840 would like to make an inertial positioning system. Does anyone from the teams that have made one have any tips/advice?
*Originally posted by srjjs *
**840 would like to make an inertial positioning system. Does anyone from the teams that have made one have any tips/advice? **
I assume you’re talking about next year or something to work on in the off season, right?
Your question is pretty broad - do you have more specific questions? You’ll probably need an external microprocessor on a custom circuit board. Have you thought about which one you want to use? Have you checked out sensors that you’d like to use?
Yes, this is something for our team to work on in the off season, as we are not going to nationals.

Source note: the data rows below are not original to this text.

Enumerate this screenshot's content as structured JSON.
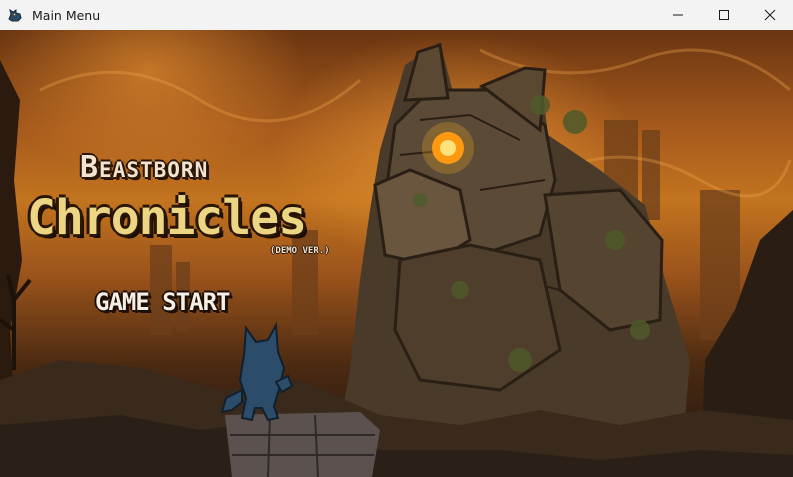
{
  "window": {
    "title": "Main Menu",
    "app_icon": "dragon-icon",
    "controls": [
      "minimize-icon",
      "maximize-icon",
      "close-icon"
    ]
  },
  "menu": {
    "logo_top": "Beastborn",
    "logo_main": "Chronicles",
    "logo_sub": "(DEMO VER.)",
    "start_label": "GAME START"
  },
  "colors": {
    "title_text": "#f3e4cf",
    "title_main": "#ecd583",
    "golem_eye": "#ffb21e",
    "sky_orange": "#c3741f"
  }
}
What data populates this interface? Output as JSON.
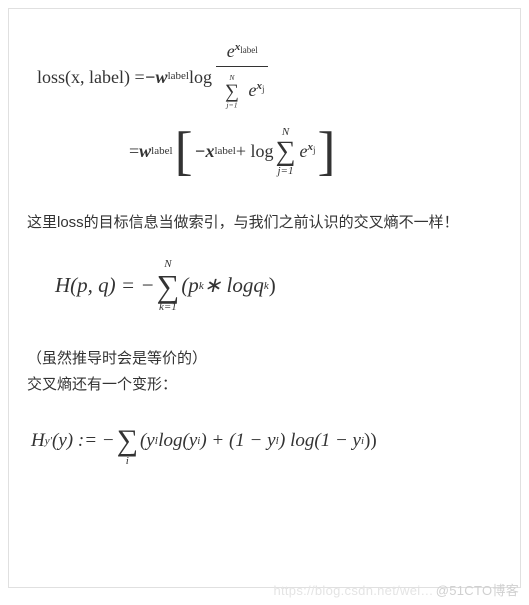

I am just looking for some general stuff, like how much it will cost, how long it will take, what kind of stuff to use, etc.
A step-by-step guide would take away most of the challenge.

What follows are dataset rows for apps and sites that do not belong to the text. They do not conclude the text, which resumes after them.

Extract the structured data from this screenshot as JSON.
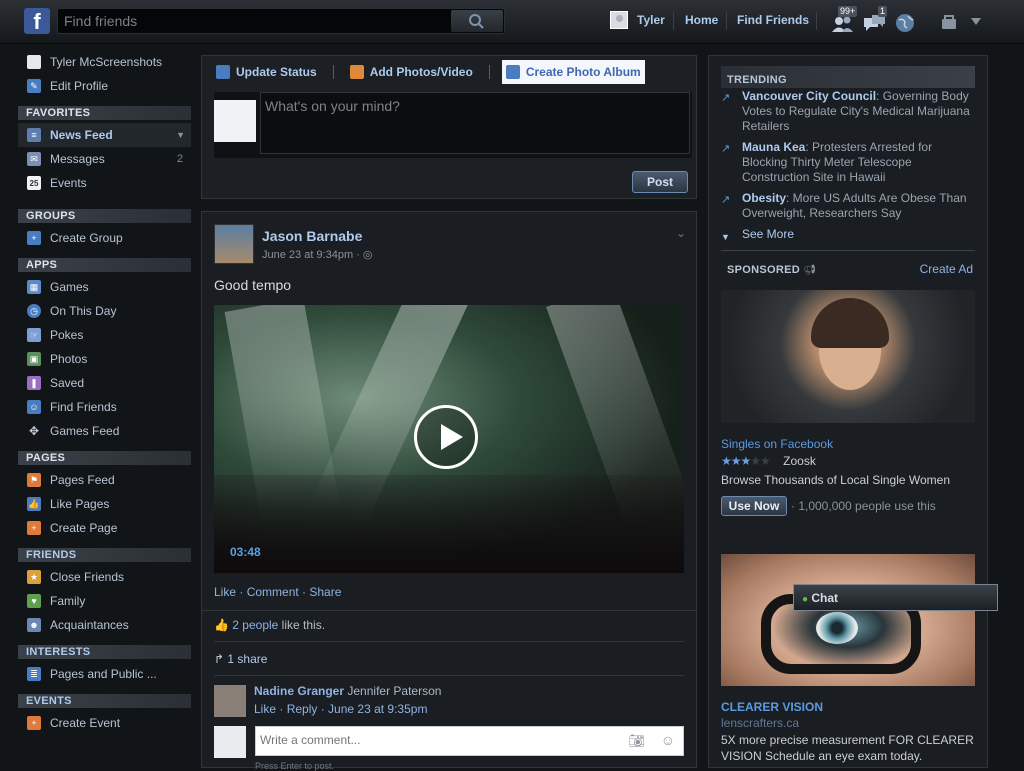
{
  "topbar": {
    "logo": "f",
    "search_placeholder": "Find friends",
    "user_name": "Tyler",
    "home": "Home",
    "find_friends": "Find Friends",
    "friend_requests_count": "99+",
    "messages_count": "1"
  },
  "sidebar": {
    "profile_name": "Tyler McScreenshots",
    "edit_profile": "Edit Profile",
    "favorites_header": "FAVORITES",
    "favorites": [
      {
        "label": "News Feed",
        "count": ""
      },
      {
        "label": "Messages",
        "count": "2"
      },
      {
        "label": "Events",
        "count": ""
      }
    ],
    "events_icon_text": "25",
    "groups_header": "GROUPS",
    "groups": [
      {
        "label": "Create Group"
      }
    ],
    "apps_header": "APPS",
    "apps": [
      {
        "label": "Games"
      },
      {
        "label": "On This Day"
      },
      {
        "label": "Pokes"
      },
      {
        "label": "Photos"
      },
      {
        "label": "Saved"
      },
      {
        "label": "Find Friends"
      },
      {
        "label": "Games Feed"
      }
    ],
    "pages_header": "PAGES",
    "pages": [
      {
        "label": "Pages Feed"
      },
      {
        "label": "Like Pages"
      },
      {
        "label": "Create Page"
      }
    ],
    "friends_header": "FRIENDS",
    "friends": [
      {
        "label": "Close Friends"
      },
      {
        "label": "Family"
      },
      {
        "label": "Acquaintances"
      }
    ],
    "interests_header": "INTERESTS",
    "interests": [
      {
        "label": "Pages and Public ..."
      }
    ],
    "events_header": "EVENTS",
    "events": [
      {
        "label": "Create Event"
      }
    ]
  },
  "composer": {
    "tabs": [
      "Update Status",
      "Add Photos/Video",
      "Create Photo Album"
    ],
    "placeholder": "What's on your mind?",
    "post": "Post"
  },
  "story": {
    "author": "Jason Barnabe",
    "time": "June 23 at 9:34pm ·",
    "text": "Good tempo",
    "video_duration": "03:48",
    "actions": [
      "Like",
      "Comment",
      "Share"
    ],
    "likes_link": "2 people",
    "likes_suffix": " like this.",
    "shares": "1 share",
    "comment": {
      "author": "Nadine Granger",
      "text": "Jennifer Paterson",
      "like": "Like",
      "reply": "Reply",
      "time": "June 23 at 9:35pm"
    },
    "comment_placeholder": "Write a comment...",
    "press_enter": "Press Enter to post."
  },
  "right": {
    "trending_header": "TRENDING",
    "trends": [
      {
        "topic": "Vancouver City Council",
        "text": ": Governing Body Votes to Regulate City's Medical Marijuana Retailers"
      },
      {
        "topic": "Mauna Kea",
        "text": ": Protesters Arrested for Blocking Thirty Meter Telescope Construction Site in Hawaii"
      },
      {
        "topic": "Obesity",
        "text": ": More US Adults Are Obese Than Overweight, Researchers Say"
      }
    ],
    "see_more": "See More",
    "sponsored_header": "SPONSORED",
    "create_ad": "Create Ad",
    "ad1": {
      "title": "Singles on Facebook",
      "rating": 2.5,
      "brand": "Zoosk",
      "desc": "Browse Thousands of Local Single Women",
      "button": "Use Now",
      "users": "· 1,000,000 people use this"
    },
    "ad2": {
      "title": "CLEARER VISION",
      "url": "lenscrafters.ca",
      "desc": "5X more precise measurement FOR CLEARER VISION Schedule an eye exam today."
    },
    "chat": "Chat"
  },
  "colors": {
    "link": "#8fb4e2",
    "accent": "#4267b2",
    "background": "#121518"
  }
}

The hard part with an INS is the actual programming. Building 190’s INS didn’t take very long, but getting it to communicate with the RC, getting it calibrated, filtering out noise, and general troubleshooting has been a major challenge. Our programming team spent the entire build season working on it, and has been working with a second INS and the EduRobot since the build season ended, and as I type this, they are probably busy in the pits at Seattle still perfecting it.

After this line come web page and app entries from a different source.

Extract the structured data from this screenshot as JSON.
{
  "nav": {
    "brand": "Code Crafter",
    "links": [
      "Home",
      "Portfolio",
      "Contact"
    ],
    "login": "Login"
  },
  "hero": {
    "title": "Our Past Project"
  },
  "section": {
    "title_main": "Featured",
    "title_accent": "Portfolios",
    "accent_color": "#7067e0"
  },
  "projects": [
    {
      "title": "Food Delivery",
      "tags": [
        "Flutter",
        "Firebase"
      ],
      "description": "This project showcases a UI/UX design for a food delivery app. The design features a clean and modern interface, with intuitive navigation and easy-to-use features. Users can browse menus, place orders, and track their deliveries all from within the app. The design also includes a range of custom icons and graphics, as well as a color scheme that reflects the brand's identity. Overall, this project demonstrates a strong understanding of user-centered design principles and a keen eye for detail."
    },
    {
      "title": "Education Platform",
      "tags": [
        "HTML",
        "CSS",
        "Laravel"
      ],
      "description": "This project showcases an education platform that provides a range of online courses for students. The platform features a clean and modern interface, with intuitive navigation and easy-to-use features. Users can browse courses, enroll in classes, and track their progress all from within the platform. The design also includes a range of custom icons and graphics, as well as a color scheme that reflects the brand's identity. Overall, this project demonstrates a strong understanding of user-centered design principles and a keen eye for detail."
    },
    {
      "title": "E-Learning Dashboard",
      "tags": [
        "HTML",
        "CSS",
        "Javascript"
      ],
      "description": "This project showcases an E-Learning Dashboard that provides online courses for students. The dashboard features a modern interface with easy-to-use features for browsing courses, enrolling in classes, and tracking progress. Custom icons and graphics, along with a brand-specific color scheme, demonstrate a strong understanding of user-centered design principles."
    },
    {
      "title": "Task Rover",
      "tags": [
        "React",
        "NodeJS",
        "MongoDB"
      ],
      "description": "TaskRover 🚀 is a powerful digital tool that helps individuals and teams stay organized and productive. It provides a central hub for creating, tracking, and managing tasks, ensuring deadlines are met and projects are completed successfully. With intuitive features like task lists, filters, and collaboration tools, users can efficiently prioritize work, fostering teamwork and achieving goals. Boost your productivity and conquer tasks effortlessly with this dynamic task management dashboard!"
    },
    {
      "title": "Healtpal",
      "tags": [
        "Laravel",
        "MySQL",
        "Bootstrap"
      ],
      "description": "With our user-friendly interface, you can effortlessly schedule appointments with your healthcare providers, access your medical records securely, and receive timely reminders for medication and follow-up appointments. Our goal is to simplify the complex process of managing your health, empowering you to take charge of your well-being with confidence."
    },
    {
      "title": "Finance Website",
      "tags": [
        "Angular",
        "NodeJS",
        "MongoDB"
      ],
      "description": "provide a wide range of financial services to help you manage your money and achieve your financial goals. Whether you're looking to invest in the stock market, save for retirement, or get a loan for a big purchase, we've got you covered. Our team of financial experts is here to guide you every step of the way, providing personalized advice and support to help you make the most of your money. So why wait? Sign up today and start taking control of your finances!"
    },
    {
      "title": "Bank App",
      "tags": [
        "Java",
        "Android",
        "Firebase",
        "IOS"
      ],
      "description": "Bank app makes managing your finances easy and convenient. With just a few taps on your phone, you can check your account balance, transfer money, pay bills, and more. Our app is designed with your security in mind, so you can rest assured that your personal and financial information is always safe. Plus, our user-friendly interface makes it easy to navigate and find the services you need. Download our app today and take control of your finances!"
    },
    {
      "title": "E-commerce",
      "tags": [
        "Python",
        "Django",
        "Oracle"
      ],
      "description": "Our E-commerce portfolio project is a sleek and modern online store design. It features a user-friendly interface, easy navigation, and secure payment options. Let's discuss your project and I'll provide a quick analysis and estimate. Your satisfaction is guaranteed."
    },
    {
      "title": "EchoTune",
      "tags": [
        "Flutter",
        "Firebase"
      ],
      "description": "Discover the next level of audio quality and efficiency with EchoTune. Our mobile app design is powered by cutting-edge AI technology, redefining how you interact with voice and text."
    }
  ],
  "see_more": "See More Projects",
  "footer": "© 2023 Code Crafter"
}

The other thing you need to know is that the gyros in the kit are not fast enough to work in a real world situation (I think they only track up to 110 degrees/sec), so we had to buy some 300 degree/sec gyros out of our additional electronics budget. Also, noise control is a big issue. With the noise we are getting, in a worst case scenerio, our INS can think it has reached escape velocity in 15 seconds while the robot is standing still (although it usually averages out to provide reasonable results during our autonoous mode, when we really need it). Don’t forget that you need to do a double integral to determine position, so any noise in acceleration or yaw rate would be cubed.
I’d encourage you to go ahead and try it. It is always to to see FIRST teams pushing the envelope.
What did you use instead of the gyro in the kit? I bought the evaluation version of the Analog Devices ADXRS150 gyro. Its mounted on a very small PCB that is the same size as a regular 20 pin DIP IC. The part number is ADXRS150EB. The standard max velocity is 150 degrees per second, but the rate can be increased by adding a resistor up to 300 degrees per second. It also includes an onboard low-pass filter for some noise rejection. I was just wondering if anyone has used it.
And all these components fit under the electronics cost limit?